Everyone has people that help them get through their apprenticeship.

Being an apprentice is like going on a long journey to reach a destination, which is the land of knowledge, the land of knowledge happens to be a Journeyman Lineman. On this journey, the apprentice will run into forks in the road. The Linemen on his crew are guides on how to reach that destination quickly and efficiently. Some apprentices take the Lineman’s advice and keep on the straight path which takes them directly to Journeyman Lineman. Some apprentices will not listen and venture onto the wrong path full of curves and hills. I had a hard head when I first started as an apprentice. I was cocky and thought I knew it all when first started.  There were times when I got to the fork in the road and took the wrong path. But I had a Foreman never gave up on me. He always worked with me, but he wasn’t afraid to stick a boot up my ass when I needed it.

I just found out that this line foreman passed away. I was on his crew my whole apprenticeship. He taught me many lessons on the job. He also taught me lessons about life, he was Business agent for the union, large family and had 6 brothers. He loved people, he never met a stranger, and I never heard him say a bad word about anyone.

A couple of times a week the crew would go to this small bar after work. The bar was an old brick building, very small maybe 20 x 20. It’s was named after the man that owned it, Butler’s. They had the coldest beer anywhere in town. When you opened a beer it was so cold it had small ice chips in it. The only beer my foreman would drink was Old Milwaukee. He also would lite up a Pall Mall cigarette, the ones with no filter. My foreman knew everyone that walked in the door. We spent many hours in Butler’s not talking about linework but talking about life.

After many wrong turns I made the final destination, journeyman lineman. Ronald told me the day I made Journeyman, “Lineman are part of a brotherhood, from now until the day you die, every lineman is your brother”.  So I guess I lost another brother, so long Ronald Koster and thanks for everything you taught me.

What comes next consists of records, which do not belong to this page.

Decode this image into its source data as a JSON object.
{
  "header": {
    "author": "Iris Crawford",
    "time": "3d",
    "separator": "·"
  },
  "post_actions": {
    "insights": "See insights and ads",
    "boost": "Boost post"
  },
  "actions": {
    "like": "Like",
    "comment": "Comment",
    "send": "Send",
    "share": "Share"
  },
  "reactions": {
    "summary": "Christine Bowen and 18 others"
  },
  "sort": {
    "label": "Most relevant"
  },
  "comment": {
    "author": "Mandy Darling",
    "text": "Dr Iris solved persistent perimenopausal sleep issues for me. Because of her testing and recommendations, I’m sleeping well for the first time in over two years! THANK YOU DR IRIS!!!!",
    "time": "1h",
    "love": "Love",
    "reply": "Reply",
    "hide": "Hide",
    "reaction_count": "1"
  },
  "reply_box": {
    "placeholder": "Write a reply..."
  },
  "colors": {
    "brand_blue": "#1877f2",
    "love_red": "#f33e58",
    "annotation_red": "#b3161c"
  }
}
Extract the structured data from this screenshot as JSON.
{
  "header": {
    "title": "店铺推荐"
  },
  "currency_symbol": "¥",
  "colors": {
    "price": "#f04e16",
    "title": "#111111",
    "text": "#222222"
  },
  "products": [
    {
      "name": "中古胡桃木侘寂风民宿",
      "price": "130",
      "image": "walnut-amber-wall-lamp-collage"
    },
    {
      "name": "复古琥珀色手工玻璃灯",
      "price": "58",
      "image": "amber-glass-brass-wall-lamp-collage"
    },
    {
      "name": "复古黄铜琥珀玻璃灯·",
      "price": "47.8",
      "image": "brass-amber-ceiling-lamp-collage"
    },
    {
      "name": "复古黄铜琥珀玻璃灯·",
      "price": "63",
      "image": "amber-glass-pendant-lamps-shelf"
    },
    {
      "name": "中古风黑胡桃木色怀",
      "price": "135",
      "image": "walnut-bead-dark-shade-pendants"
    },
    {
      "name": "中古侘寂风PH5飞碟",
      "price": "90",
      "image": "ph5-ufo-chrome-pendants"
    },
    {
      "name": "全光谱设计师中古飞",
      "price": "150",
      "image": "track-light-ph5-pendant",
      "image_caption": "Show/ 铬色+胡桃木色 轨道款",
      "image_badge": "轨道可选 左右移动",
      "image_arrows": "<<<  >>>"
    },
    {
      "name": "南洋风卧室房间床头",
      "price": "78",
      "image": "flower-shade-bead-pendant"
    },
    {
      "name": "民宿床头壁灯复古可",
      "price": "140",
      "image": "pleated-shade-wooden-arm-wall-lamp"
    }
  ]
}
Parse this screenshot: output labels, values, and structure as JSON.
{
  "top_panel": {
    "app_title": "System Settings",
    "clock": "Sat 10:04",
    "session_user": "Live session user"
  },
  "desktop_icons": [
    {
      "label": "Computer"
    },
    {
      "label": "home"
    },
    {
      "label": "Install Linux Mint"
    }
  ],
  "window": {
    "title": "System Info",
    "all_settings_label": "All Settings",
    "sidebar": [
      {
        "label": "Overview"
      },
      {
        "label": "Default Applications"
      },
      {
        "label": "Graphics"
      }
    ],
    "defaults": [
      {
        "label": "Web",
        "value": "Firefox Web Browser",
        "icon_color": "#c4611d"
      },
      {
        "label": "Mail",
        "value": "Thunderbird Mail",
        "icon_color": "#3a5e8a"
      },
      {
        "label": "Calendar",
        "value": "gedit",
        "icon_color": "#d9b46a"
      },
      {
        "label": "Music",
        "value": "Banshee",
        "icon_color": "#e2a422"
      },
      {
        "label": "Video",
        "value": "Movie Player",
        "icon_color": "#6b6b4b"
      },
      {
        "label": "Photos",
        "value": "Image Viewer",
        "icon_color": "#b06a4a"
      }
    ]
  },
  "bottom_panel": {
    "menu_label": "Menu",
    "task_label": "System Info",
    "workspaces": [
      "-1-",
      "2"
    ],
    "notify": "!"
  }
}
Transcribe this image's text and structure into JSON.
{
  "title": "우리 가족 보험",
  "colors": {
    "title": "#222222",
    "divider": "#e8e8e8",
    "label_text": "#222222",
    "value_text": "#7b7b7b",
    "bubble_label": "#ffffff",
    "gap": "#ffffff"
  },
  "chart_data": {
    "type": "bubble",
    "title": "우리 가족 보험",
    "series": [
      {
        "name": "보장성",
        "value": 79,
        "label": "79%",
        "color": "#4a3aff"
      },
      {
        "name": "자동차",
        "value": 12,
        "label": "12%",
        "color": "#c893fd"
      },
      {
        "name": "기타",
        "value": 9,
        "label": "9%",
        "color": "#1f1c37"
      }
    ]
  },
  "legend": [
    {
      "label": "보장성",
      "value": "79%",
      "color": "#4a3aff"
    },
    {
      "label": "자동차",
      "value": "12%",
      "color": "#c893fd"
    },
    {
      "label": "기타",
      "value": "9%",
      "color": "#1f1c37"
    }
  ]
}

Everyone from that crew is now dead except for one person, Butler’s closed many years ago. The only thing that remains is the lines we built together, and the knowledge Ronald passed down to me. Riding around today and seeing some of the poles we set and the lines we built makes me smile and takes me back to the carefree days of my apprenticeship. Ronald, I wish I had seen you one more time before you passed so I could tell you thank you again. You took me from a young kid to a man and I will always be grateful for that.

“Opinions expressed are solely my own and may not express the views or opinions of my employer.”